Strict typing vs. Weak typing in PHP

Amit Merchant · June 1, 2020 ·

With PHP 5, the core team had introduced type declarations (also known as type-hinting) that allow functions to require that parameters are of a certain type at call time. If the given value is of the incorrect type, then an error is generated: in PHP 5, this will be a recoverable fatal error, while PHP 7 will throw a TypeError exception.

Type declarations can be specified by adding a type before function parameters like so.

function sum(int $a, int $b) 
{
    return $a + $b;
}

So, now, whenever the method sum is called, PHP would expect to get the respective parameters of specified types. For instance, following,

var_dump(sum(3, 7)) // 10

This is fine and now you would expect that the following will throw some sort of error now that we’re using type-hinting…

var_dump(sum(3.5, 7.5)) 

But here is the catch! PHP won’t throw any error on this because by default, PHP will coerce values of the wrong type into the expected scalar type if possible. For instance, a function that is given a float for a parameter that expects an integer will get a variable of type integer. In other words, PHP will try to “fallback” to the target type from the given type whenever it can. This is called “weak typing”.

So, the previous example will print the output without any hiccup.

var_dump(sum(3.5, 7.5)) // 10
              ^    ^
              3    7

Even the string representation of these numbers will work fine. So, the following will also work.

var_dump(sum("3.5", 8)) // 11

PHP will try to coerce “3.5” to its integer value which is happen to be 3 in this case and process it further accordingly.

Strict typing

To check types strictly, PHP allow us to enable strict mode on a per-file basis. In strict mode, only a variable of the exact type of the type declaration will be accepted, or a TypeError will be thrown.

To enable strict mode, a declare statement is used with the strict_types declaration like so.

declare(strict_types=1);

function sum(int $a, int $b) 
{
    return $a + $b;
}

try {
    var_dump(sum(1, 2));
    var_dump(sum("1.5", 3)); 
} catch (TypeError $e) {
    echo 'Error: '.$e->getMessage();
} 

// int(3)
// Error: Argument 1 passed to sum() must be of the type int, string given, called in [...][...] on line 11

As you can see, when giving a string value where the function is expecting an integer value, PHP will now throw a fatal error which was not possible in weak-typing.

Caveats

There is one thing to note here and that is even in strict typing, a function can be given integer when it’s expecting a float value. This is one exception in strict typing.

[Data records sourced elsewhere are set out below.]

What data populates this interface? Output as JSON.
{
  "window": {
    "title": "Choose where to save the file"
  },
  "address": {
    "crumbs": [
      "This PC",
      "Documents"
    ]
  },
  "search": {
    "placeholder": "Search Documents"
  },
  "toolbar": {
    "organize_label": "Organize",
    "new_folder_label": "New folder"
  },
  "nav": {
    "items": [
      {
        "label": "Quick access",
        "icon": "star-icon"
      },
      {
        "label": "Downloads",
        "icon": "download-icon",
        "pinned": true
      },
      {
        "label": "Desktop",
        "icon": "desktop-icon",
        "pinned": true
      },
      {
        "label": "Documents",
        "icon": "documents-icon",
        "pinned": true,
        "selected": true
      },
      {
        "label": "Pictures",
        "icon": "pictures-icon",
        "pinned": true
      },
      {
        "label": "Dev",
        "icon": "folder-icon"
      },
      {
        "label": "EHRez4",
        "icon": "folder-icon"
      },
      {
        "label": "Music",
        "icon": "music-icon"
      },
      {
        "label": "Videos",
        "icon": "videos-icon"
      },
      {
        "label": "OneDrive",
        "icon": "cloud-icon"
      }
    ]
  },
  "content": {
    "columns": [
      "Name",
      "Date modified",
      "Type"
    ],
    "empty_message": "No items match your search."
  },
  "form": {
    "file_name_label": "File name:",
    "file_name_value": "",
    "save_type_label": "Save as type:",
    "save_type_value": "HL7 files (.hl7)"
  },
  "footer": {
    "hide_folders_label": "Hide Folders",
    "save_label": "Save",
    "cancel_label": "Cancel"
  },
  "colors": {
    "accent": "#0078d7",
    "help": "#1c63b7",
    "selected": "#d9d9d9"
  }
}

Apart from this, PHP doesn’t support aliases for scalar types. So, the following for example…

declare(strict_types=1);

function foo(boolean $bar) {
    return $bar;
}

try {
    var_dump(foo(true));
} catch (TypeError $e) {
    echo 'Error: '.$e->getMessage();
}

…will throw the following error,

Error: Argument 1 passed to foo() must be an instance of boolean, bool given, called in [...][...] on line 10

To fix this, we need to use bool instead of boolean when declaring the type.

declare(strict_types=1);

function foo(bool $bar) {
    return $bar;
}

try {
    var_dump(foo(true));
} catch (TypeError $e) {
    echo 'Error: '.$e->getMessage();
}

// bool(true)

And lastly, Enabling strict mode will not only affect the function type declarations but return type declarations as well.

Hi there! I'm Amit. I write articles about all things web development. If you like what I write and want me to continue doing the same, I would like you buy me some coffees. I'd highly appreciate that. Cheers!